As investors, we always want our investments to generate a healthy return. However, investors often forget that returns stem from two, not one, extremely important factors:

  1. the business' ability to generate profits and
  2. the price you pay for one share of those profits.

This idea of price versus returns provides the bedrock for the school of investing known as value investing. In this series, I'll examine a specific business from both a quality and pricing standpoint. Hopefully, in doing so, we can get a better sense of its potential as an investment right now.

Where should we start to find value?
As we all know, the quality of businesses vary widely. A company that has the ability to grow its bottom line faster (or much faster) than the market, especially with any consistency, gives its owner greater value than a stagnant or declining business (duh!). However, many investors also fail to understand that any business becomes a buy at a low enough price. Figuring out this price-to-value equation drives all intelligent investment research.

In order to do so today, I selected several metrics that will evaluate returns, profitability, growth and leverage. These make for some of the most important aspects to consider when researching a potential investment.

  • Return on equity divides net income by shareholder's equity, highlighting the return a company generates for its equity base.
  • The EBIT (short for earnings before interest and taxes) margin provides a rough measurement of the percent of cash a company keeps from its operations. I prefer using EBIT to other measurements because it focuses more exclusively on the performance of a company's core business. Stripping out interest and taxes makes these figures less susceptible to dubious accounting distortions.
  • The EBIT growth rate demonstrates whether a company can expand its business.
  • Finally, the debt-to-equity ratio reveals how much leverage a company employs to fund its operations. Some companies have a track record of wisely managing high debt levels. Generally speaking though, the lower the better for this figure. I chose to use five-year averages to help smooth away one-year irregularities that can easily distort regular business results.  

Keeping that in mind, let's take a look at PotashCorp (NYSE: POT) and some of its closest peers.

Company Name

Return on Equity (5-year avg.)

EBIT Margin (5-year avg.)

EBIT Growth (5-year avg.)

Total Debt / Equity






CF Industries (NYSE: CF)





Intrepid Potash (NYSE: IPI)





Mosaic Co. (NYSE: MOS)





Source: Capital IQ, a Standard & Poor's company.

These figures really demonstrate the tailwinds these companies have benefited from over the past several years. Seriously benefiting from the boom in global demand for commodities, these companies exploited their strong positions, much to their benefit. Each company shows strong, if not eye-popping, performance, growth, all while remaining conservatively leveraged. If required to nit-pick, I'll separate Mosaic Co. from the others. Its lower ROE and margins make it a less desirable candidate than the rest, although even Mosaic's figures don't too bad. Looking at these figures alone, each company looks pretty attractive.

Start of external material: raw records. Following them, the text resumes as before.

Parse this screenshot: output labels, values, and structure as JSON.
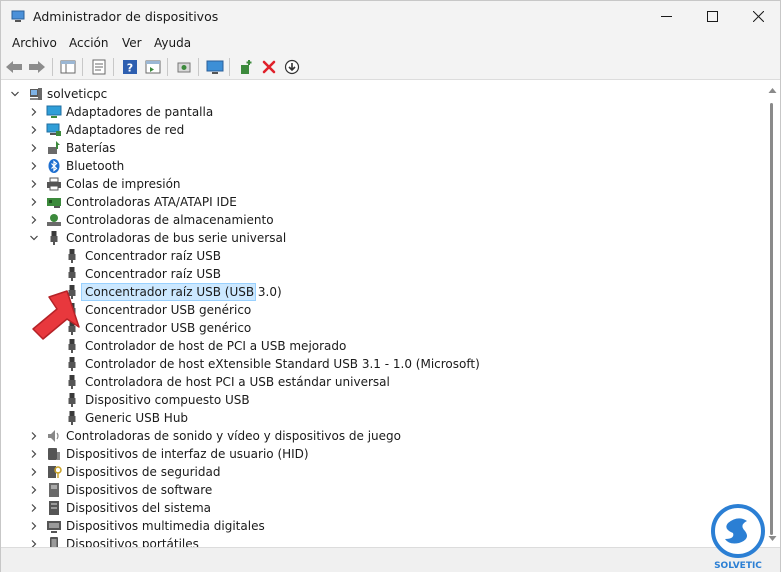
{
  "window": {
    "title": "Administrador de dispositivos"
  },
  "menu": [
    "Archivo",
    "Acción",
    "Ver",
    "Ayuda"
  ],
  "tree": {
    "root": "solveticpc",
    "items": [
      {
        "label": "Adaptadores de pantalla",
        "icon": "monitor-icon",
        "expanded": false
      },
      {
        "label": "Adaptadores de red",
        "icon": "network-icon",
        "expanded": false
      },
      {
        "label": "Baterías",
        "icon": "battery-icon",
        "expanded": false
      },
      {
        "label": "Bluetooth",
        "icon": "bluetooth-icon",
        "expanded": false
      },
      {
        "label": "Colas de impresión",
        "icon": "printer-icon",
        "expanded": false
      },
      {
        "label": "Controladoras ATA/ATAPI IDE",
        "icon": "ide-controller-icon",
        "expanded": false
      },
      {
        "label": "Controladoras de almacenamiento",
        "icon": "storage-icon",
        "expanded": false
      },
      {
        "label": "Controladoras de bus serie universal",
        "icon": "usb-icon",
        "expanded": true,
        "children": [
          "Concentrador raíz USB",
          "Concentrador raíz USB",
          "Concentrador raíz USB (USB 3.0)",
          "Concentrador USB genérico",
          "Concentrador USB genérico",
          "Controlador de host de PCI a USB mejorado",
          "Controlador de host eXtensible Standard USB 3.1 - 1.0 (Microsoft)",
          "Controladora de host PCI a USB estándar universal",
          "Dispositivo compuesto USB",
          "Generic USB Hub"
        ]
      },
      {
        "label": "Controladoras de sonido y vídeo y dispositivos de juego",
        "icon": "speaker-icon",
        "expanded": false
      },
      {
        "label": "Dispositivos de interfaz de usuario (HID)",
        "icon": "hid-icon",
        "expanded": false
      },
      {
        "label": "Dispositivos de seguridad",
        "icon": "security-icon",
        "expanded": false
      },
      {
        "label": "Dispositivos de software",
        "icon": "software-device-icon",
        "expanded": false
      },
      {
        "label": "Dispositivos del sistema",
        "icon": "system-device-icon",
        "expanded": false
      },
      {
        "label": "Dispositivos multimedia digitales",
        "icon": "multimedia-icon",
        "expanded": false
      },
      {
        "label": "Dispositivos portátiles",
        "icon": "portable-device-icon",
        "expanded": false
      }
    ],
    "selected_child": "Concentrador raíz USB (USB 3.0)"
  },
  "watermark": {
    "text": "SOLVETIC"
  },
  "colors": {
    "selection": "#cce8ff",
    "selection_border": "#99d1ff",
    "arrow": "#e8383d",
    "accent": "#2b7fd4"
  }
}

How cheap does Corning look?
To look at pricing, I chose to look at two important multiples, price to earnings and enterprise value to free cash flow. Similar to a P/E ratio, enterprise value (essentially debt, preferred stock, and equity holders combined minus cash) to unlevered free cash flow conveys how expensive the entire company is versus the cash it can generate. This gives investors another measurement of cheapness when analyzing a stock. For both metrics, the lower the multiple, the better.

Let's check this performance against the price we'll need to pay to get our hands on some of the company's stock.


Enterprise Value / FCF

P / LTM Diluted EPS Before Extra Items

PotashCorp 48.64 22.54
CF Industries 11.45 15.40
Intrepid Potash 61.04 36.26
Mosaic 63.40 13.60

Source: Capital IQ, a Standard & Poor's company.

As one should expect, investors wanting to pick up shares in any of these four companies will need to pay fairly steep premiums. Potash, despite having the strongest current ROE and margins, sits in the middle of the pack in terms of pricing. CF industries looks like the best potential value play in the group commanding disproportionately low multiples given its strong past performance. Carrying extremely high multiples on both the P/E and EV/FCF front, Intrepid Potash costs by far the most. However, I understand how investors choose to pay up for the +100% ROE and +90% growth. Mosaic Co. looks cheap from a P/E standpoint. Relatively high capital expenditures caused its EV/FCF figure to be the highest of the group.

Ultimately with these companies, you pay for what you get. While looking extremely profitable and enjoying spectacular growth, they'll also require you to pay a substantial premium for them. Some investors thrive in this kind of investing environment. I don't. Especially with recent weakness appearing in parts of the commodities market, I think I'll look to invest my hard-earned capital elsewhere.

While Potash stock doesn't look like a stock for your portfolio right now, the search doesn't end here. In order to really get to know a company, you need to keep digging. If any of the companies mentioned here today piques your interest, further examining a company's quality of earnings, management track record, or analyst estimates all make for great ways to further your search. You can also stop by The Motley Fool's CAPS page where our users come to share their ideas and chat about their favorite stocks or click HERE to add them to My Watchlist.